Legislature constraints prevented the sisters from teaching Native American children as they had planned. Undaunted, they began teaching the children of pioneer settlers, lead miners, and farmers. The first school they established in Iowa was St. Mary Female Academy, which grew into today’s Clarke University.
The Sisters of Charity, BVM established boarding schools and taught in parish schools in the cities and towns of Iowa and Wisconsin under the jurisdiction of the Bishop of Dubuque. In 1867, at the invitation of the Reverend Arnold Damen, SJ, they expanded their apostolate to Chicago. The first California mission opened 20 years later. Over the years, nearly 5,000 women entered the congregation.
Their ministry in education continued to grow and the BVMs eventually established a cross-country network ranging from New York to Hawaii and Minnesota to Mississippi. Following the death of Mother Clarke in 1887, Mothers Mary Gertrude Regan and Mary Cecilia Dougherty guided the institutional expansion of the young community, recognizing the need to develop programs advancing the professional competency of the sisters as educators.
The BVMs responded eagerly to the Second Vatican Council’s call to renewal.
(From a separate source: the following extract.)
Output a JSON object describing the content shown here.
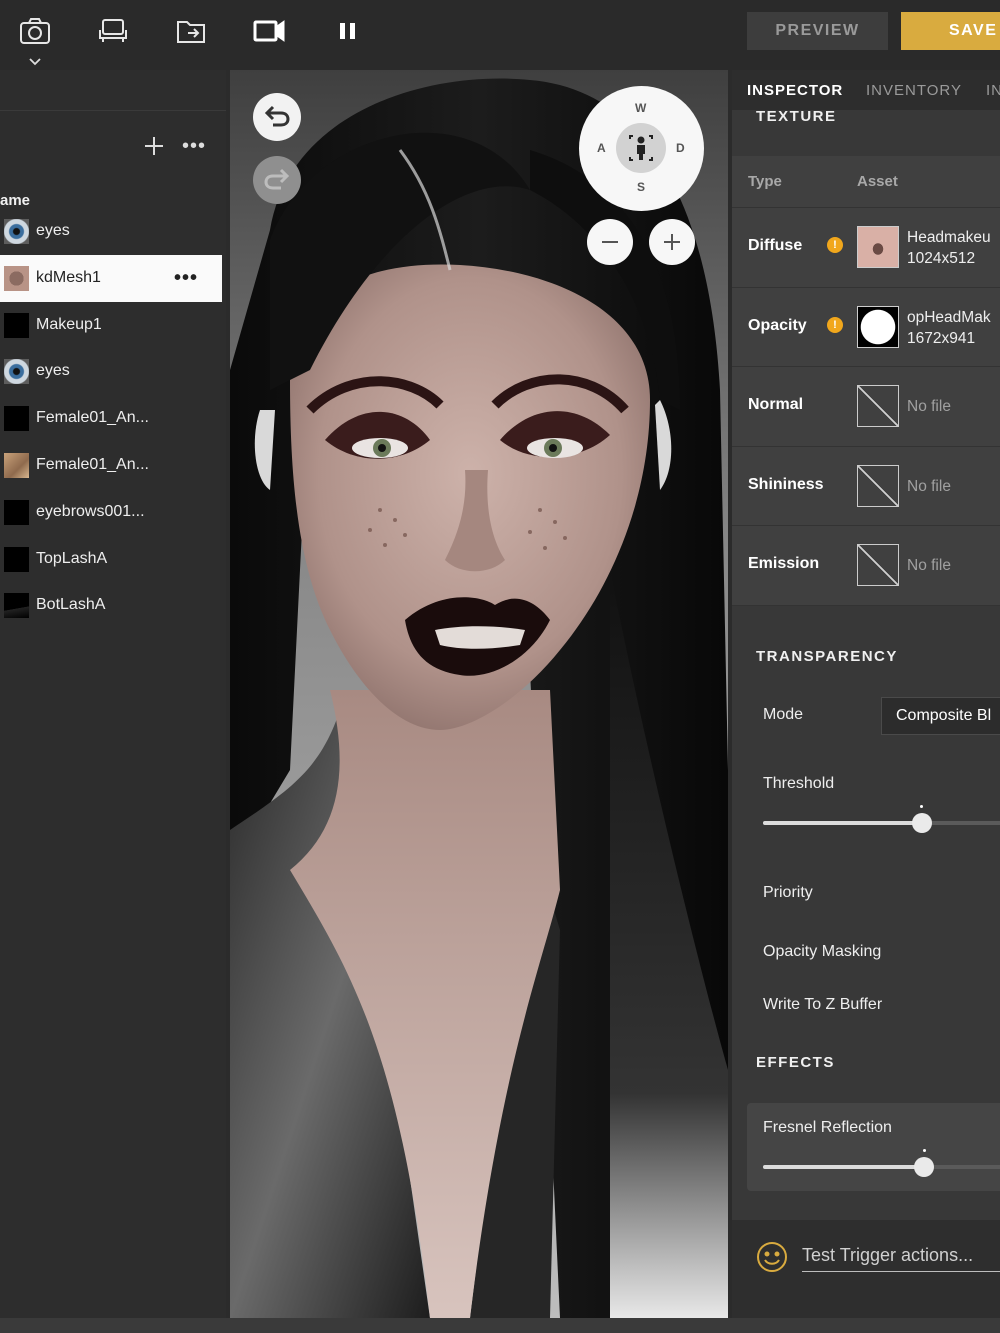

Their mission and ministry expanded around the globe and beyond the traditional field of education to include health care, pastoral services, and social justice.
BVM sisters and their associates collaborate with other women religious and advocacy organizations on issues such as immigration reform, human trafficking, opposition to the death penalty, and nonviolence, especially against women and children.